The paper’s discussion of passive investment income leaves readers with little more than the assurance that changes, of some kind, are forthcoming. Fortunately, it also states that, whatever changes are made, they will only apply going forward, and the impact on existing passive investments will be “limited”.
Despite the differences between the taxation of business income and the taxation of employment income, the tax system’s end-goal is to tax income earned in a business at the same rate as income earned from employment. However, there are currently mechanisms by which business owners can convert income from their corporations into capital gains, which are taxed at half the rate of income earned from employment. This effectively circumvents the goal of equal taxation.
The paper has identified a series of transactions often used to achieve this circumvention, known as surplus stripping, and proposes measures by which they will be eliminated. Important to note is that these changes are proposed to take effect as of the day of the consultation paper, July 18, 2017. Meaning, if the proposals eventually become law, any attempted surplus stripping done today will be retroactively taxed under the new rules.
Prior to the paper’s release, business owners could strip surplus income from their business by selling their corporation, which contained surplus income, to another corporation owned by the same business owner, then reselling the original corporation to a third corporation also owned by that business owner. The owner would incur a capital gain on the first sale, but the third corporation could pay the business owner cash on the second sale. This cash would come from the surplus income of the original corporation, which otherwise would have been taxed at twice the rate.
After the paper’s release, transactions as described above will not result in favourable tax treatment. Rather, they will be subject to more tax than if the transactions were not attempted at all.

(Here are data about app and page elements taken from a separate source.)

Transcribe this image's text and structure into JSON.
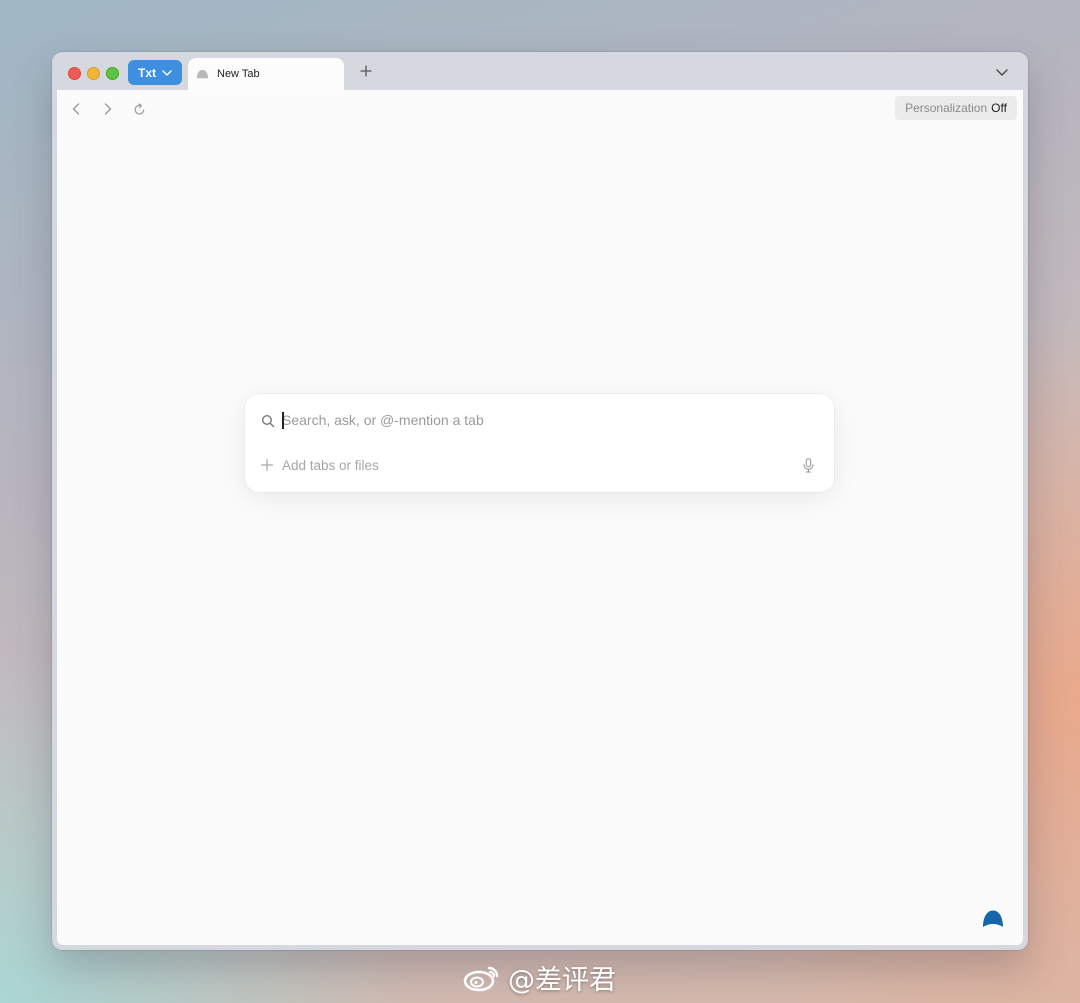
{
  "window": {
    "extension_label": "Txt",
    "tabs": [
      {
        "title": "New Tab",
        "favicon": "new-tab-favicon"
      }
    ],
    "new_tab_icon": "plus-icon",
    "tab_list_icon": "chevron-down-icon",
    "traffic_lights": {
      "close": "#ed5b57",
      "minimize": "#f3b536",
      "maximize": "#5dc442"
    }
  },
  "toolbar": {
    "back_icon": "chevron-left-icon",
    "forward_icon": "chevron-right-icon",
    "reload_icon": "reload-icon",
    "personalization": {
      "label": "Personalization",
      "state": "Off"
    }
  },
  "search": {
    "placeholder": "Search, ask, or @-mention a tab",
    "value": "",
    "add_label": "Add tabs or files",
    "search_icon": "search-icon",
    "add_icon": "plus-icon",
    "mic_icon": "microphone-icon"
  },
  "assistant": {
    "icon": "assistant-icon",
    "color": "#1466ad"
  },
  "colors": {
    "accent": "#3f8fe0",
    "content_bg": "#fbfbfb",
    "chrome_bg": "#d5d9df"
  },
  "watermark": {
    "text": "@差评君"
  }
}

This punitive result is meant to discourage business owners from even attempting to circumvent the rules.
Another note on this tax rule is that, in addition to surplus stripping transactions, it also applies to legitimate inter-generational transfers of a business from the owner to their children as part of a succession plan. The result is that, depending on how the transaction is structured, either the business owner or their child incurs worse tax treatment than if they had been dealing with a complete stranger. This issue existed prior to the paper’s proposed changes, yet the paper does not make proposals on how it is to be fixed. Rather, it requests input from the public and discusses potentially using the American approach, which is to allow the beneficial tax treatment on a sale to a child but only if, after the sale, the owner is completely removed from the business and its operation.
The Government will be accepting comments on the paper’s proposals until October 2, 2017. Submissions can be sent to email@example.com, and instructions regarding submissions can be found here.
If any business owners or persons affected would like to reach out to their local MP to voice their concerns, a list of Nova Scotia’s MPs can be found here. Patterson Law has also prepared a letter in opposition to the proposed changes that can be signed, or personalized, and sent to local MPs, found here.
For now, the consultation paper is not law, and nothing yet is confirmed. This makes tax planning at this point in time difficult and likely premature. Patterson Law’s tax team will be monitoring the course of these proposals closely, and will develop new tax planning strategies as soon as the Government has committed to any changes.
To receive more updates on tax planning using private corporations and the Government’s proposed changes, connect with us on Linkedin, Facebook and Twitter.
Please note that this article is meant to provide information only and is not intended to confer legal advice or opinion. If you have any further questions please consult a lawyer. Please note as well that many of the statements are general principles which may vary on a case by case basis.